▶ TASK REQUIREMENTS
I would like every line of the records below that contains the word "this" copied.

Segment Open

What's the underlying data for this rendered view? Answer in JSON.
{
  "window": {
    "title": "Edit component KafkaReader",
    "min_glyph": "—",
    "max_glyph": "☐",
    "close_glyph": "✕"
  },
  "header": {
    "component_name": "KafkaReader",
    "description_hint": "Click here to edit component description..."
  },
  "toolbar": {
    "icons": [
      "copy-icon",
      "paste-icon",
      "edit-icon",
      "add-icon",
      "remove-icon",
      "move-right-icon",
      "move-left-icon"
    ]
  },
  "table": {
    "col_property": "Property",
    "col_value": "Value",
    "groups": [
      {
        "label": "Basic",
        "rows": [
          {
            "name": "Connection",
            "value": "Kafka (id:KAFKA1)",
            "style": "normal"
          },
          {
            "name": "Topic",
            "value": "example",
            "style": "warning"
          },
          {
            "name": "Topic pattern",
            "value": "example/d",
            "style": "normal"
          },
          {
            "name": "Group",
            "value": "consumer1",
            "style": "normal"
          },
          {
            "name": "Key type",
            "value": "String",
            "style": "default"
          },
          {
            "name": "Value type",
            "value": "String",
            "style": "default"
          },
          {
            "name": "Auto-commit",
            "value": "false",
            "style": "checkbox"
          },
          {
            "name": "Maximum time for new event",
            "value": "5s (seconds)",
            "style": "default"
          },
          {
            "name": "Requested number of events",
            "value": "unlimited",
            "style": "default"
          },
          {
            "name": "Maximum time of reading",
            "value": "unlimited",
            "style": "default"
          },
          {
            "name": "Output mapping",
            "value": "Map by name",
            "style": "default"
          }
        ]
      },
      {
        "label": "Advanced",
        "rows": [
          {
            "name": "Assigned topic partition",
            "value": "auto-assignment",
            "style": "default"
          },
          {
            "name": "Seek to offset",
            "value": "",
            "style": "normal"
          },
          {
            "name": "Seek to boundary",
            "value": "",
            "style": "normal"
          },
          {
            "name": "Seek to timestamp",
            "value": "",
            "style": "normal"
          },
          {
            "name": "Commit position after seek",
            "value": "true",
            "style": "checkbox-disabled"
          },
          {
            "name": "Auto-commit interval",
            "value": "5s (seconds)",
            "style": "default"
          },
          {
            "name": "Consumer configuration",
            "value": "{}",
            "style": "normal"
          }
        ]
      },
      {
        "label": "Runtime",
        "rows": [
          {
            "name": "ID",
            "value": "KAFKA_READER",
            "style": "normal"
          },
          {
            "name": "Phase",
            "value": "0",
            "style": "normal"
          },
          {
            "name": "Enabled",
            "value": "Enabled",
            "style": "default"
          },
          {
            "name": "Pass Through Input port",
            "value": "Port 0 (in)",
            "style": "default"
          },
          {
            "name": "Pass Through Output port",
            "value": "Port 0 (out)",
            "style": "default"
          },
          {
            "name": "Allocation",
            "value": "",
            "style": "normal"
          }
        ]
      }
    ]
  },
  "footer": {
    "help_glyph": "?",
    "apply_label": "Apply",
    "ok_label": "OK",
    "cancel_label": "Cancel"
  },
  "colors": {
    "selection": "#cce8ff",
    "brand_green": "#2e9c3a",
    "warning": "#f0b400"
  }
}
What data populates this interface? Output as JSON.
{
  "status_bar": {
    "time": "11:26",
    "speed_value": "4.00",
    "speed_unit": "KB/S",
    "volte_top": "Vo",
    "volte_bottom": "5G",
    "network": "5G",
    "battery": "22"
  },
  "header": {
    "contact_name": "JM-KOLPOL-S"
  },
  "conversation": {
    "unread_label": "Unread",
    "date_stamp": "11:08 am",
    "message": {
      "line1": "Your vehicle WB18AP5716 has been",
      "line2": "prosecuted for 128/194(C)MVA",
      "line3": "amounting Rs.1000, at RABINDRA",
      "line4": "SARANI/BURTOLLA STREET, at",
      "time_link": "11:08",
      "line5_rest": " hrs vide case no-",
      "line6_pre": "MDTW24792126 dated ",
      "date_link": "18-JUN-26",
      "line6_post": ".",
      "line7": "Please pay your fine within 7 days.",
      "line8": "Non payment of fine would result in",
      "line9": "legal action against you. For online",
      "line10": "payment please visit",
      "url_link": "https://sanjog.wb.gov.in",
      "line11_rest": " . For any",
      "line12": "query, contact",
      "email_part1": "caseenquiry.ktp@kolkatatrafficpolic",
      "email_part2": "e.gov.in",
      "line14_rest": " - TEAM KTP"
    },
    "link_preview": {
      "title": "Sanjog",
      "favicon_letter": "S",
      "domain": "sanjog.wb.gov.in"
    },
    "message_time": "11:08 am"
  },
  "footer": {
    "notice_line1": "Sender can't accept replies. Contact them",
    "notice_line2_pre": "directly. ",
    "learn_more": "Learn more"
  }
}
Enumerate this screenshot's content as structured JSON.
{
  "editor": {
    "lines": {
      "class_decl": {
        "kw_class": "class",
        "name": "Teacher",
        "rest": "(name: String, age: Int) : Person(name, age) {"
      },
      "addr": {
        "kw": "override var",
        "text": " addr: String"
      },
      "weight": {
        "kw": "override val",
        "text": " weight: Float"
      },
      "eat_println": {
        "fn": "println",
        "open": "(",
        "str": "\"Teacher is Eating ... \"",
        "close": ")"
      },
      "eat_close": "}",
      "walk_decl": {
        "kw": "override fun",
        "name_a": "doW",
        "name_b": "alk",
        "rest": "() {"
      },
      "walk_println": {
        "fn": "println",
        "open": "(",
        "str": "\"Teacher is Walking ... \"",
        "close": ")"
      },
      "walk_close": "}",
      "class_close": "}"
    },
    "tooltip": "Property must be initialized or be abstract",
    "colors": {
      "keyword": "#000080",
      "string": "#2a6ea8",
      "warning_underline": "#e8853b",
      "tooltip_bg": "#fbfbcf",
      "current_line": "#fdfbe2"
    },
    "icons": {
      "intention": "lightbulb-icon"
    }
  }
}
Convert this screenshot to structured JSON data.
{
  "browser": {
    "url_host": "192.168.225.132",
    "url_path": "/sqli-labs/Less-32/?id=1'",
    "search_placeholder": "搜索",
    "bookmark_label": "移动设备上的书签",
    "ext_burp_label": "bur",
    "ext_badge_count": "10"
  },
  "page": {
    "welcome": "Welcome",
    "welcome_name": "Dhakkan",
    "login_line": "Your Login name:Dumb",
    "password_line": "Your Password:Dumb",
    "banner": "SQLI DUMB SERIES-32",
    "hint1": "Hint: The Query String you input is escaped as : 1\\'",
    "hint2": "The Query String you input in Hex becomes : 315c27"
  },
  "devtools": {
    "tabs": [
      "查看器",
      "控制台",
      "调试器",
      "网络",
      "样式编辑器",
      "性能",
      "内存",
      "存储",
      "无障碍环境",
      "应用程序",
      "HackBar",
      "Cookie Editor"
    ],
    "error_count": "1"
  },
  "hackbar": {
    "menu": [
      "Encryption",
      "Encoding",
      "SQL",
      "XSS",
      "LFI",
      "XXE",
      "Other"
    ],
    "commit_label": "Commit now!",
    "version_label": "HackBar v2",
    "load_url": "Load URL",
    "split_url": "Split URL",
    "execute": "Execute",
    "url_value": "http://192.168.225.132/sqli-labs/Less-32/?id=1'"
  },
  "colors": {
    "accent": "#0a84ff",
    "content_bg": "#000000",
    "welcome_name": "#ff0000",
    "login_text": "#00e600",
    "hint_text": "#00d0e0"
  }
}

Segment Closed

▶ ANSWER TO THE PROBLEM
What's the underlying data for this rendered view? Answer in JSON.
What data populates this interface? Output as JSON.
Enumerate this screenshot's content as structured JSON.
Convert this screenshot to structured JSON data.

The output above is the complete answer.